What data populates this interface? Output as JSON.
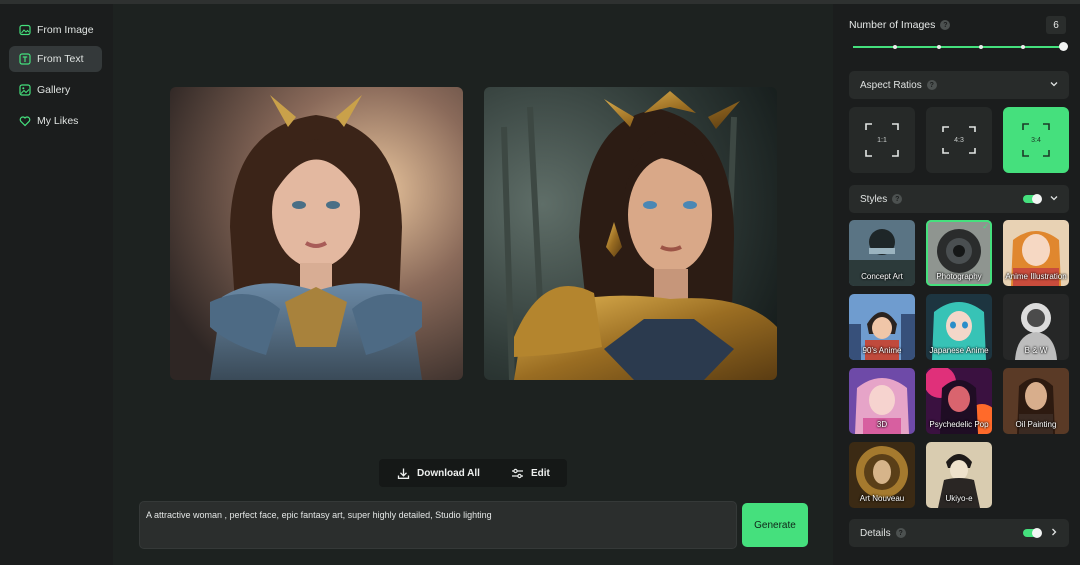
{
  "sidebar": {
    "items": [
      {
        "label": "From Image",
        "icon": "image-icon",
        "active": false
      },
      {
        "label": "From Text",
        "icon": "text-icon",
        "active": true
      },
      {
        "label": "Gallery",
        "icon": "gallery-icon",
        "active": false
      },
      {
        "label": "My Likes",
        "icon": "heart-icon",
        "active": false
      }
    ]
  },
  "main": {
    "download_all_label": "Download All",
    "edit_label": "Edit",
    "prompt_value": "A attractive woman , perfect face, epic fantasy art, super highly detailed, Studio lighting",
    "generate_label": "Generate",
    "images": [
      "generated-image-1",
      "generated-image-2"
    ]
  },
  "panel": {
    "number_of_images_label": "Number of Images",
    "number_of_images_value": "6",
    "aspect_ratios_label": "Aspect Ratios",
    "ratios": [
      "1:1",
      "4:3",
      "3:4"
    ],
    "selected_ratio": "3:4",
    "styles_label": "Styles",
    "styles_enabled": true,
    "styles": [
      {
        "label": "Concept Art"
      },
      {
        "label": "Photography",
        "selected": true
      },
      {
        "label": "Anime Illustration"
      },
      {
        "label": "90's Anime"
      },
      {
        "label": "Japanese Anime"
      },
      {
        "label": "B & W"
      },
      {
        "label": "3D"
      },
      {
        "label": "Psychedelic Pop"
      },
      {
        "label": "Oil Painting"
      },
      {
        "label": "Art Nouveau"
      },
      {
        "label": "Ukiyo-e"
      }
    ],
    "details_label": "Details",
    "details_enabled": true
  },
  "colors": {
    "accent": "#45e07d",
    "sidebar_bg": "#1b1d1d",
    "main_bg": "#1d2220",
    "card_bg": "#282b2a"
  }
}
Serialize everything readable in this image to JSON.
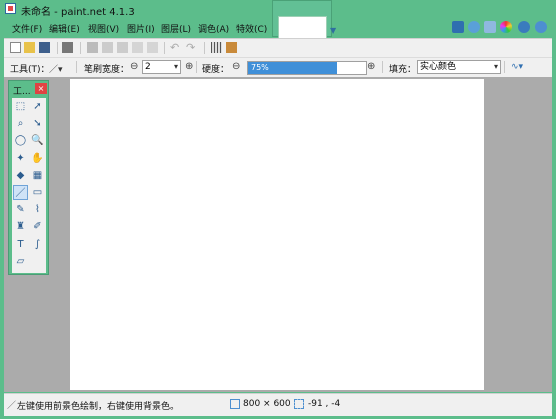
{
  "window": {
    "title": "未命名 - paint.net 4.1.3"
  },
  "menu": [
    "文件(F)",
    "编辑(E)",
    "视图(V)",
    "图片(I)",
    "图层(L)",
    "调色(A)",
    "特效(C)"
  ],
  "toolbar_icons": [
    "new-icon",
    "open-icon",
    "save-icon",
    "print-icon",
    "cut-icon",
    "copy-icon",
    "paste-icon",
    "crop-icon",
    "deselect-icon",
    "undo-icon",
    "redo-icon",
    "grid-icon",
    "ruler-icon"
  ],
  "options": {
    "tool_label": "工具(T)：",
    "brush_width_label": "笔刷宽度：",
    "brush_width_value": "2",
    "hardness_label": "硬度：",
    "hardness_value": "75%",
    "hardness_fraction": 0.75,
    "fill_label": "填充：",
    "fill_value": "实心颜色",
    "minus": "⊖",
    "plus": "⊕"
  },
  "tools_window": {
    "title": "工...",
    "close": "×"
  },
  "tools": [
    {
      "name": "rectangle-select-icon",
      "glyph": "⬚"
    },
    {
      "name": "move-selection-icon",
      "glyph": "➚"
    },
    {
      "name": "lasso-select-icon",
      "glyph": "⌕"
    },
    {
      "name": "move-selected-icon",
      "glyph": "➘"
    },
    {
      "name": "ellipse-select-icon",
      "glyph": "◯"
    },
    {
      "name": "zoom-icon",
      "glyph": "🔍"
    },
    {
      "name": "magic-wand-icon",
      "glyph": "✦"
    },
    {
      "name": "pan-icon",
      "glyph": "✋"
    },
    {
      "name": "paint-bucket-icon",
      "glyph": "◆"
    },
    {
      "name": "gradient-icon",
      "glyph": "▦"
    },
    {
      "name": "paintbrush-icon",
      "glyph": "／"
    },
    {
      "name": "eraser-icon",
      "glyph": "▭"
    },
    {
      "name": "pencil-icon",
      "glyph": "✎"
    },
    {
      "name": "color-picker-icon",
      "glyph": "⌇"
    },
    {
      "name": "clone-stamp-icon",
      "glyph": "♜"
    },
    {
      "name": "recolor-icon",
      "glyph": "✐"
    },
    {
      "name": "text-icon",
      "glyph": "T"
    },
    {
      "name": "line-curve-icon",
      "glyph": "∫"
    },
    {
      "name": "shapes-icon",
      "glyph": "▱"
    }
  ],
  "status": {
    "hint": "左键使用前景色绘制，右键使用背景色。",
    "image_size": "800 × 600",
    "cursor_position": "-91 , -4"
  }
}
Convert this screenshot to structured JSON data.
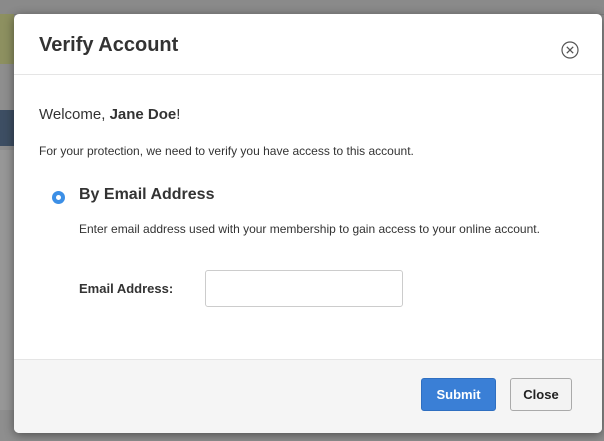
{
  "modal": {
    "title": "Verify Account",
    "close_icon": "close-circle-icon"
  },
  "body": {
    "welcome_prefix": "Welcome, ",
    "user_name": "Jane Doe",
    "welcome_suffix": "!",
    "protection_text": "For your protection, we need to verify you have access to this account.",
    "option": {
      "label": "By Email Address",
      "selected": true,
      "description": "Enter email address used with your membership to gain access to your online account."
    },
    "email_field": {
      "label": "Email Address:",
      "value": "",
      "placeholder": ""
    }
  },
  "footer": {
    "submit_label": "Submit",
    "close_label": "Close"
  },
  "colors": {
    "accent": "#3a7fd6",
    "radio": "#3c8fe6",
    "text": "#333333"
  }
}
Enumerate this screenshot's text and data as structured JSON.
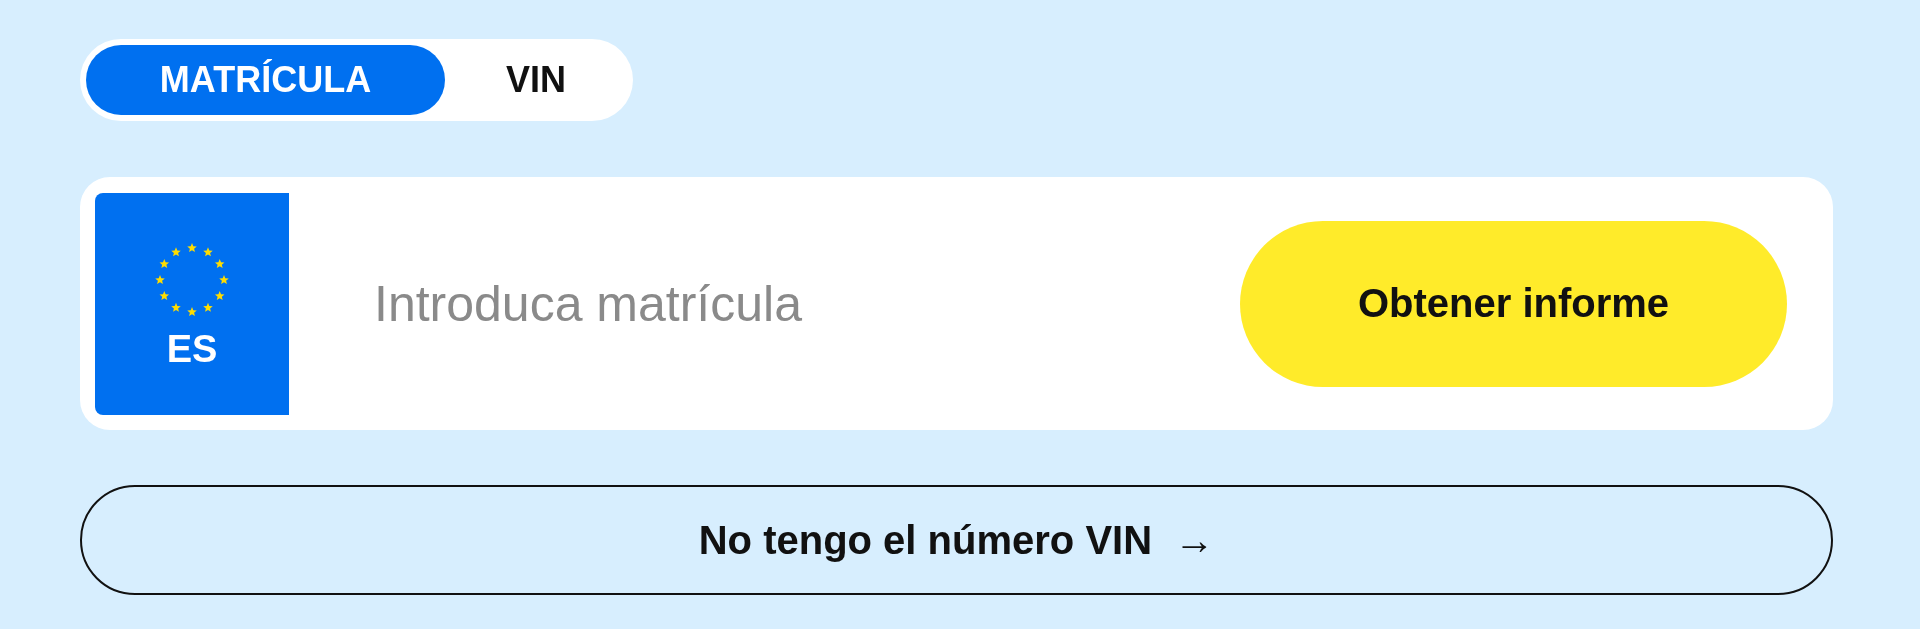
{
  "tabs": [
    {
      "label": "MATRÍCULA",
      "selected": true
    },
    {
      "label": "VIN",
      "selected": false
    }
  ],
  "plate": {
    "country": "ES"
  },
  "search": {
    "placeholder": "Introduca matrícula"
  },
  "submit_button": "Obtener informe",
  "alt_link": {
    "label": "No tengo el número VIN",
    "arrow": "→"
  }
}
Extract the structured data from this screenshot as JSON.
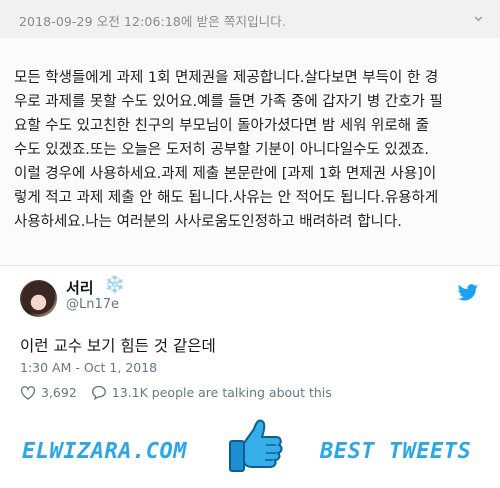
{
  "header": {
    "timestamp": "2018-09-29 오전 12:06:18에 받은 쪽지입니다.",
    "more_icon": "chevron-down-icon"
  },
  "message": {
    "body": "모든 학생들에게 과제 1회 면제권을 제공합니다.살다보면 부득이 한 경\n우로 과제를 못할 수도 있어요.예를 들면 가족 중에 갑자기 병 간호가 필\n요할 수도 있고친한 친구의 부모님이 돌아가셨다면 밤 세워 위로해 줄\n수도 있겠죠.또는 오늘은 도저히 공부할 기분이 아니다일수도 있겠죠.\n이럴 경우에 사용하세요.과제 제출 본문란에 [과제 1화 면제권 사용]이\n렇게 적고 과제 제출 안 해도 됩니다.사유는 안 적어도 됩니다.유용하게\n사용하세요.나는 여러분의 사사로움도인정하고 배려하려 합니다."
  },
  "tweet": {
    "name": "서리",
    "name_emoji": "❄️",
    "handle": "@Ln17e",
    "text": "이런 교수 보기 힘든 것 같은데",
    "time": "1:30 AM - Oct 1, 2018",
    "likes": "3,692",
    "talking": "13.1K people are talking about this",
    "brand_icon": "twitter-bird-icon",
    "colors": {
      "twitter_blue": "#1da1f2",
      "muted": "#657786"
    }
  },
  "footer": {
    "site": "ELWIZARA.COM",
    "tagline": "BEST TWEETS",
    "accent": "#2fa7e6"
  }
}
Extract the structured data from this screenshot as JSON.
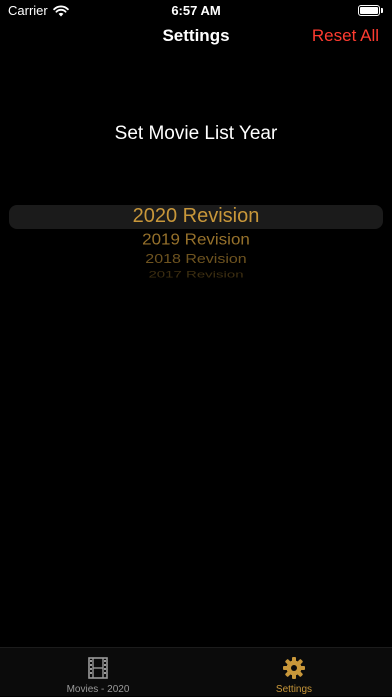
{
  "status_bar": {
    "carrier": "Carrier",
    "time": "6:57 AM",
    "wifi_icon": "wifi-icon",
    "battery_icon": "battery-icon"
  },
  "nav": {
    "title": "Settings",
    "reset_label": "Reset All"
  },
  "settings": {
    "section_label": "Set Movie List Year",
    "picker": {
      "selected": "2020 Revision",
      "options": [
        "2020 Revision",
        "2019 Revision",
        "2018 Revision",
        "2017 Revision"
      ]
    }
  },
  "tab_bar": {
    "tabs": [
      {
        "label": "Movies - 2020",
        "icon": "film-icon",
        "active": false
      },
      {
        "label": "Settings",
        "icon": "gear-icon",
        "active": true
      }
    ]
  },
  "colors": {
    "background": "#000000",
    "accent": "#c8973a",
    "destructive": "#ff3b30",
    "inactive_tab": "#9a9a9a"
  }
}
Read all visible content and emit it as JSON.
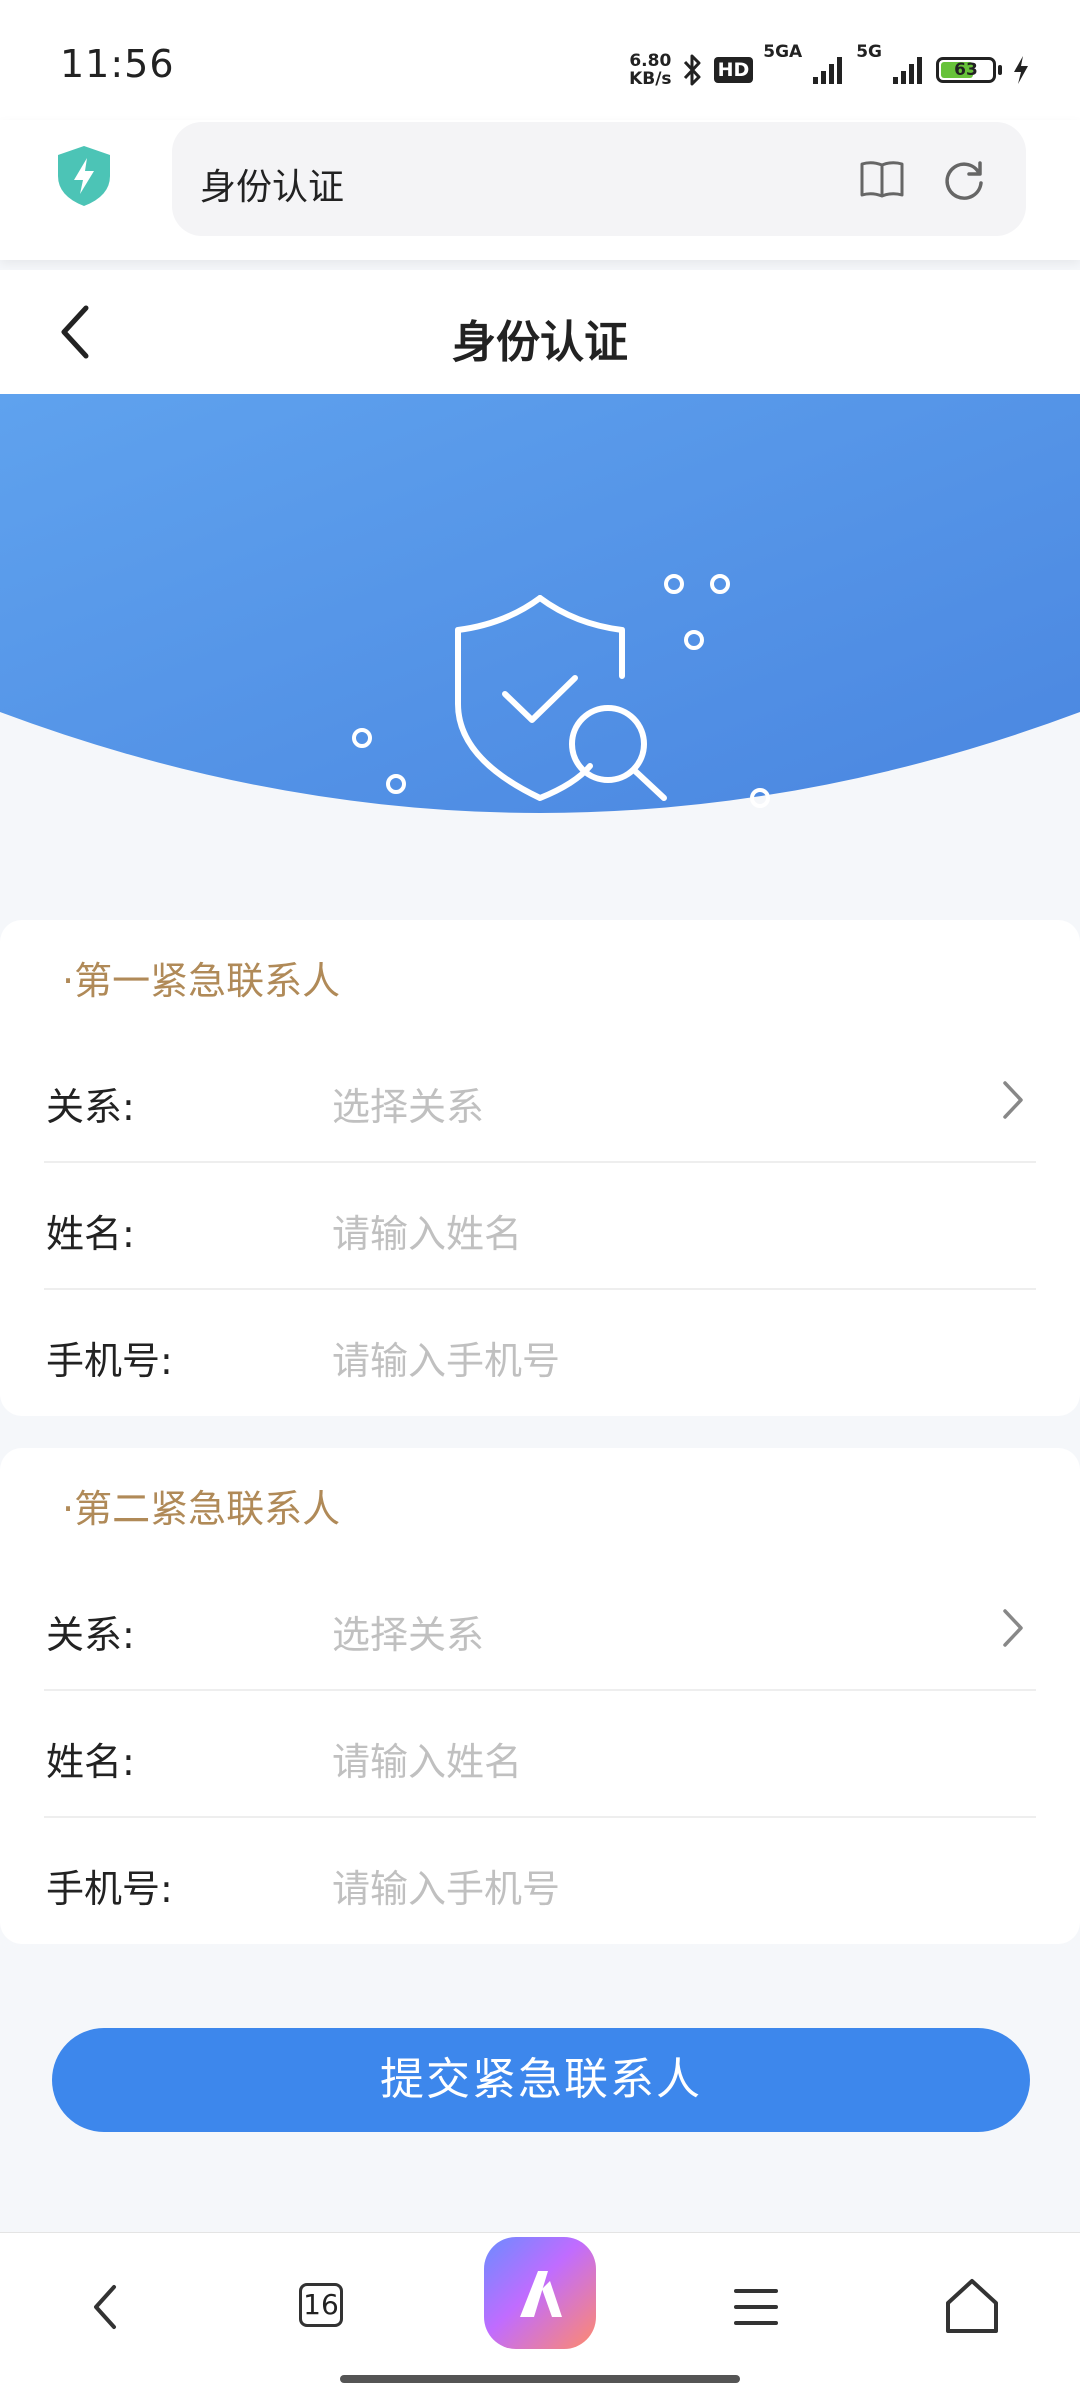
{
  "status_bar": {
    "time": "11:56",
    "net_speed_value": "6.80",
    "net_speed_unit": "KB/s",
    "hd_label": "HD",
    "signal1_label": "5GA",
    "signal2_label": "5G",
    "battery_percent": "63"
  },
  "browser": {
    "url_text": "身份认证"
  },
  "header": {
    "title": "身份认证"
  },
  "section1": {
    "title": "·第一紧急联系人",
    "relation_label": "关系:",
    "relation_placeholder": "选择关系",
    "name_label": "姓名:",
    "name_placeholder": "请输入姓名",
    "phone_label": "手机号:",
    "phone_placeholder": "请输入手机号"
  },
  "section2": {
    "title": "·第二紧急联系人",
    "relation_label": "关系:",
    "relation_placeholder": "选择关系",
    "name_label": "姓名:",
    "name_placeholder": "请输入姓名",
    "phone_label": "手机号:",
    "phone_placeholder": "请输入手机号"
  },
  "submit_label": "提交紧急联系人",
  "bottom_nav": {
    "tab_count": "16"
  },
  "colors": {
    "accent": "#3d87ec",
    "section_title": "#b08a58",
    "hero_gradient_start": "#5fa2ee",
    "hero_gradient_end": "#4a86e0"
  },
  "icons": {
    "browser_logo": "shield-bolt-icon",
    "reader": "book-icon",
    "refresh": "refresh-icon",
    "back": "chevron-left-icon",
    "select": "chevron-right-icon",
    "hero": "shield-check-search-icon",
    "nav_back": "chevron-left-icon",
    "nav_tabs": "tabs-icon",
    "nav_app": "app-logo-icon",
    "nav_menu": "menu-icon",
    "nav_home": "home-icon"
  }
}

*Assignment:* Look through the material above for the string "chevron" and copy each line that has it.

*Task solution:*
    "more_icon": "chevron-down-icon"
    "back": "chevron-left-icon",
    "select": "chevron-right-icon",
    "nav_back": "chevron-left-icon",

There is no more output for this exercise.